• **EXERCISE AIM**
Repeat every entry word for word; omit all pictures.

• **EXCERPTED DATA**

============================================================

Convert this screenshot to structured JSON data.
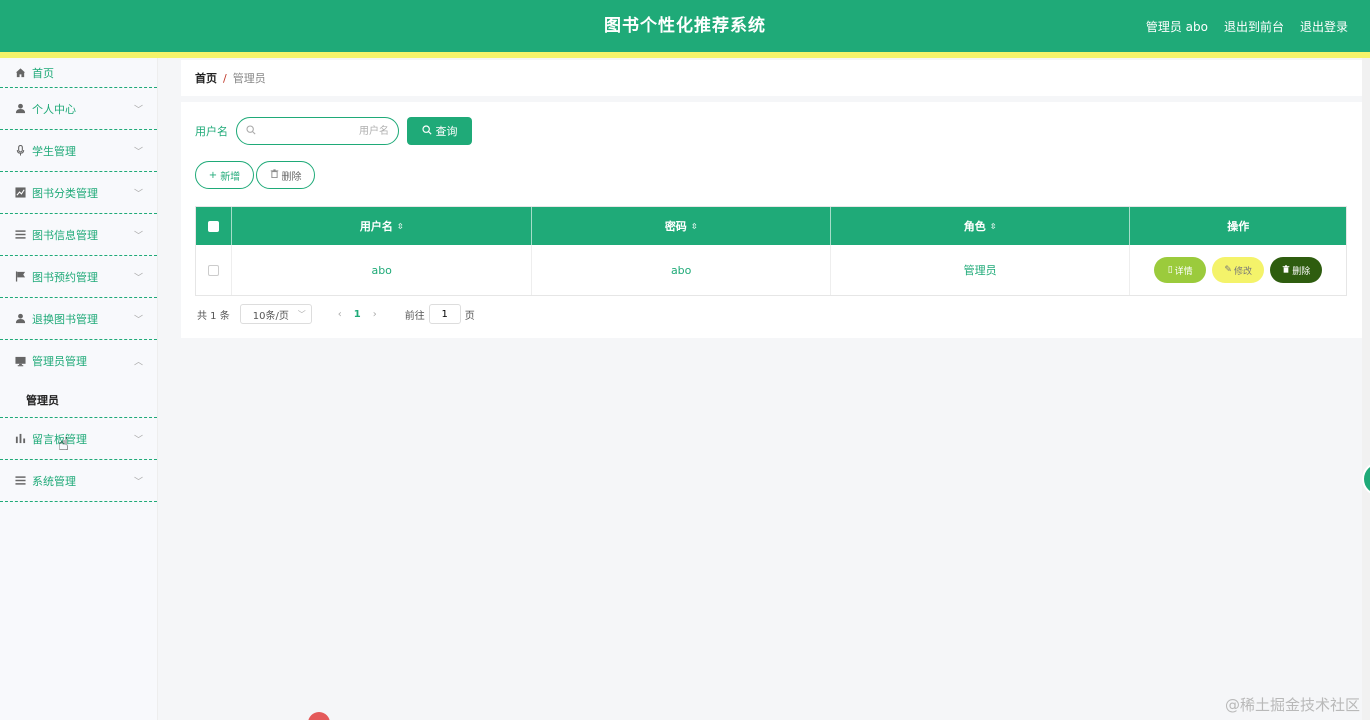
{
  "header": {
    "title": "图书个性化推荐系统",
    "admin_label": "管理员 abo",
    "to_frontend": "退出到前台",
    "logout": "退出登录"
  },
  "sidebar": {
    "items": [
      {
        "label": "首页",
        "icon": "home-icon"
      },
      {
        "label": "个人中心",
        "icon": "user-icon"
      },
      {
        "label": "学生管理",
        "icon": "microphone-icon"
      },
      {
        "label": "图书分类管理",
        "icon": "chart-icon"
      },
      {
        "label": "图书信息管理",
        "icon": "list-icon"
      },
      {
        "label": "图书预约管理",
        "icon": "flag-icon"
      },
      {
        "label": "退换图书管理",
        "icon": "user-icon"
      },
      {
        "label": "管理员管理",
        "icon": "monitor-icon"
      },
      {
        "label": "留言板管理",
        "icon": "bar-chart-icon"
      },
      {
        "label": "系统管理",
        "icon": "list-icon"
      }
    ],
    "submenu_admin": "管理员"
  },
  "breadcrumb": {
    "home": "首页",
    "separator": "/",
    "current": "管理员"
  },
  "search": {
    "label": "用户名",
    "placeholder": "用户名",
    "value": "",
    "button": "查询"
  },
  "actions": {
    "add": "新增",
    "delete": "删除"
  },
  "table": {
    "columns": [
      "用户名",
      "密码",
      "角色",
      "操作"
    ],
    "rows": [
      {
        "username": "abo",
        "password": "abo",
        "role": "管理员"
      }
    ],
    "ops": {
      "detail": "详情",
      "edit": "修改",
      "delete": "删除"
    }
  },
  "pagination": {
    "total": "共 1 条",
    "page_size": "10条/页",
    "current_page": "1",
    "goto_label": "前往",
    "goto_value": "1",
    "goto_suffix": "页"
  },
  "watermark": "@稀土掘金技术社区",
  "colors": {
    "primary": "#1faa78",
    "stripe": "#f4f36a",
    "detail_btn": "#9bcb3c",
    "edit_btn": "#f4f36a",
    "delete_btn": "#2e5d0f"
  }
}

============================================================

• **EXPECTED ANSWER**
Convert this screenshot to structured JSON data.
{
  "header": {
    "title": "图书个性化推荐系统",
    "admin_label": "管理员 abo",
    "to_frontend": "退出到前台",
    "logout": "退出登录"
  },
  "sidebar": {
    "items": [
      {
        "label": "首页",
        "icon": "home-icon"
      },
      {
        "label": "个人中心",
        "icon": "user-icon"
      },
      {
        "label": "学生管理",
        "icon": "microphone-icon"
      },
      {
        "label": "图书分类管理",
        "icon": "chart-icon"
      },
      {
        "label": "图书信息管理",
        "icon": "list-icon"
      },
      {
        "label": "图书预约管理",
        "icon": "flag-icon"
      },
      {
        "label": "退换图书管理",
        "icon": "user-icon"
      },
      {
        "label": "管理员管理",
        "icon": "monitor-icon"
      },
      {
        "label": "留言板管理",
        "icon": "bar-chart-icon"
      },
      {
        "label": "系统管理",
        "icon": "list-icon"
      }
    ],
    "submenu_admin": "管理员"
  },
  "breadcrumb": {
    "home": "首页",
    "separator": "/",
    "current": "管理员"
  },
  "search": {
    "label": "用户名",
    "placeholder": "用户名",
    "value": "",
    "button": "查询"
  },
  "actions": {
    "add": "新增",
    "delete": "删除"
  },
  "table": {
    "columns": [
      "用户名",
      "密码",
      "角色",
      "操作"
    ],
    "rows": [
      {
        "username": "abo",
        "password": "abo",
        "role": "管理员"
      }
    ],
    "ops": {
      "detail": "详情",
      "edit": "修改",
      "delete": "删除"
    }
  },
  "pagination": {
    "total": "共 1 条",
    "page_size": "10条/页",
    "current_page": "1",
    "goto_label": "前往",
    "goto_value": "1",
    "goto_suffix": "页"
  },
  "watermark": "@稀土掘金技术社区",
  "colors": {
    "primary": "#1faa78",
    "stripe": "#f4f36a",
    "detail_btn": "#9bcb3c",
    "edit_btn": "#f4f36a",
    "delete_btn": "#2e5d0f"
  }
}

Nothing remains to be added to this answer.